For the first time in history, the world’s most prestigious mathematics prize is awarded to a woman.
Karen Uhlenbeck, Ph.D., 76, a emeritus professor at the University of Texas, Austin and current visitor at the Institute for Advanced Study was honored with the Abel prize, a.k.a, a Nobel prize for mathematics. The Abel comes with a prize of $700,000 and the King of Norway will present the prize to Uhlenbeck in Oslo in May.
Uhlenbeck was recognized due to her, “pioneering achievements in geometric partial differential equations, gauge theory and integrable systems, and for the fundamental impact of her work on analysis, geometry, and mathematical physics,” according to The New York Times.
She found out about her award after leaving her Unitarian Universalist Church, when she received a message from a colleague telling her to keep an eye out for a call from Norway. She checked her missed calls. “I pressed the button and called the Abel committee back, and they told me I’d won — and I had to sit down,” she told Glamour.
Another notable scientific contribution was Uhlenbeck’s work with predictive mathematics inspired by soap bubbles.
“Her theories have revolutionized our understanding of minimal surfaces, such as those formed by soap bubbles, and more general minimization problems in higher dimensions,” said Hans Munthe-Kaas, the chairman of the Abel Committee.
“The recognition of Uhlenbeck’s achievements should have been far greater, for her work has led to some of the most important advances in mathematics in the last 40 years,” said Jim Al-Khalili, Royal Society Fellow.
In the 1960’s, Uhlenbeck had to work tirelessly to even become a professor. “It was really only at the period of time that I got my degree, that the jobs in academia—and probably elsewhere—were slowly being opened up to women,” she says. “I was right on the edge of that. There were certainly universities that would not consider hiring me. There were universities that said, ‘Oh well, why don’t you go teach at a women’s college?’ I was told things like that, but I guess I have a rebellious streak, so I persevered.”
As a child, she loved reading and wanted to become a scientist, but because there were not a significant amount of women before her time in STEM, she looked to other women for inspiration who had pioneered in other fields. The famous Julia Child was a particular role model for her. “She was 6’2″, a big woman with this immense presence,” she says. Uhlenbeck recalls the story of Child dropping a turkey on her television show and carrying on nonetheless. “She had a presence and wasn’t perfect. The feeling was if Julia Child could do it, maybe you could too,” she says.
Over the years, Uhlenbeck emulated Child’s style of approachability, gentleness, and the ability to be a role model to many women desiring to enter the STEM field. “Since winning the award, I’ve gotten innumerable emails from women telling me how important my being there is, and it’s a great feeling,” she says.
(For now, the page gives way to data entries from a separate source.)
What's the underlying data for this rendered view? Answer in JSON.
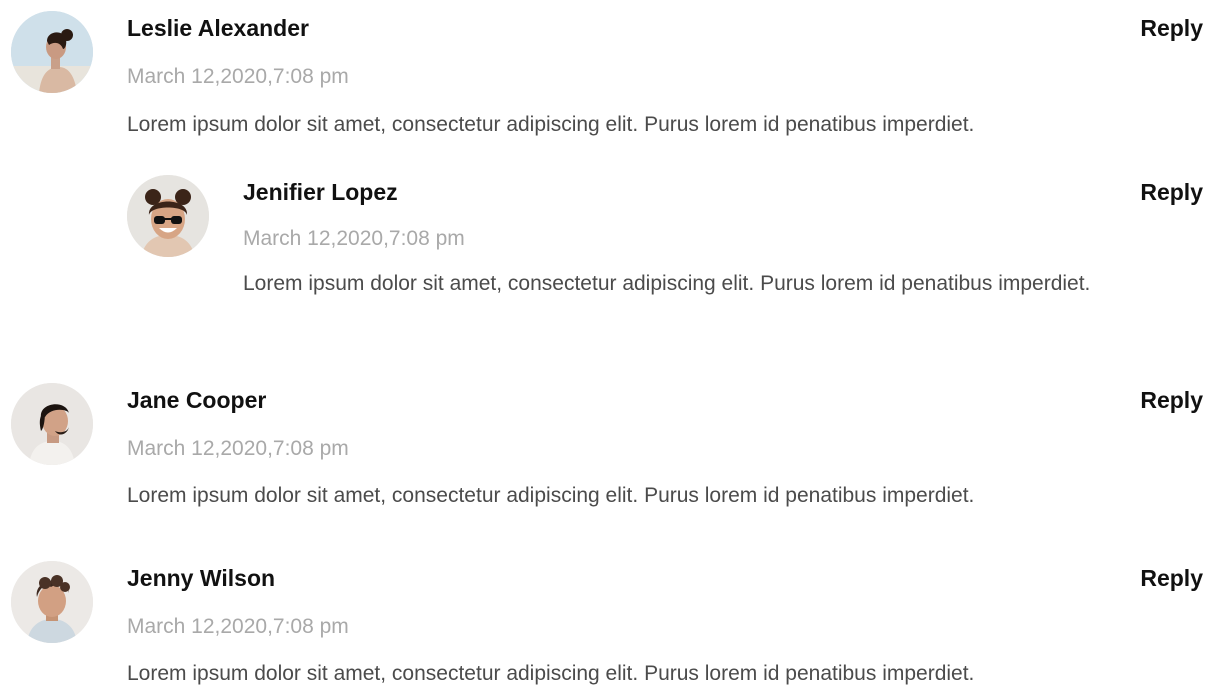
{
  "comments": [
    {
      "author": "Leslie Alexander",
      "date": "March 12,2020,7:08 pm",
      "text": "Lorem ipsum dolor sit amet, consectetur adipiscing elit. Purus lorem id penatibus imperdiet.",
      "reply_label": "Reply",
      "avatar_icon": "avatar-leslie-icon"
    },
    {
      "author": "Jenifier Lopez",
      "date": "March 12,2020,7:08 pm",
      "text": "Lorem ipsum dolor sit amet, consectetur adipiscing elit. Purus lorem id penatibus imperdiet.",
      "reply_label": "Reply",
      "avatar_icon": "avatar-jenifier-icon"
    },
    {
      "author": "Jane Cooper",
      "date": "March 12,2020,7:08 pm",
      "text": "Lorem ipsum dolor sit amet, consectetur adipiscing elit. Purus lorem id penatibus imperdiet.",
      "reply_label": "Reply",
      "avatar_icon": "avatar-jane-icon"
    },
    {
      "author": "Jenny Wilson",
      "date": "March 12,2020,7:08 pm",
      "text": "Lorem ipsum dolor sit amet, consectetur adipiscing elit. Purus lorem id penatibus imperdiet.",
      "reply_label": "Reply",
      "avatar_icon": "avatar-jenny-icon"
    }
  ],
  "colors": {
    "author": "#111111",
    "date": "#a9a9a9",
    "text": "#4b4b4b",
    "reply": "#111111"
  }
}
“I have to say that it struck me at some point that if I were to look around and see no women coming up through mathematics behind me, how would I feel? I would feel terrible. Now I see these lively, enthusiastic, brilliant, wacky young women coming up and doing mathematics. When I was young, I couldn’t afford to be wacky. I had to be careful. I couldn’t dye my hair purple and get up and teach a calculus class, but I love seeing it; it’s wonderful to see.”
Today, she is a contributing scholar at Princeton University as well as the Institute for Advanced Study. She is one of the founders of the Park City Mathematics Institute, which strives to train younger researchers in their interests and in the challenges faced in mathematics.
Uhlenbeck hopes more women will come to work in mathematics. “I don’t know how many young girls are still being told that they don’t have to bother taking advanced-placement math because they’re a girl and they don’t need it—but I know it still happens. However, all I can say is that it’s getting better.”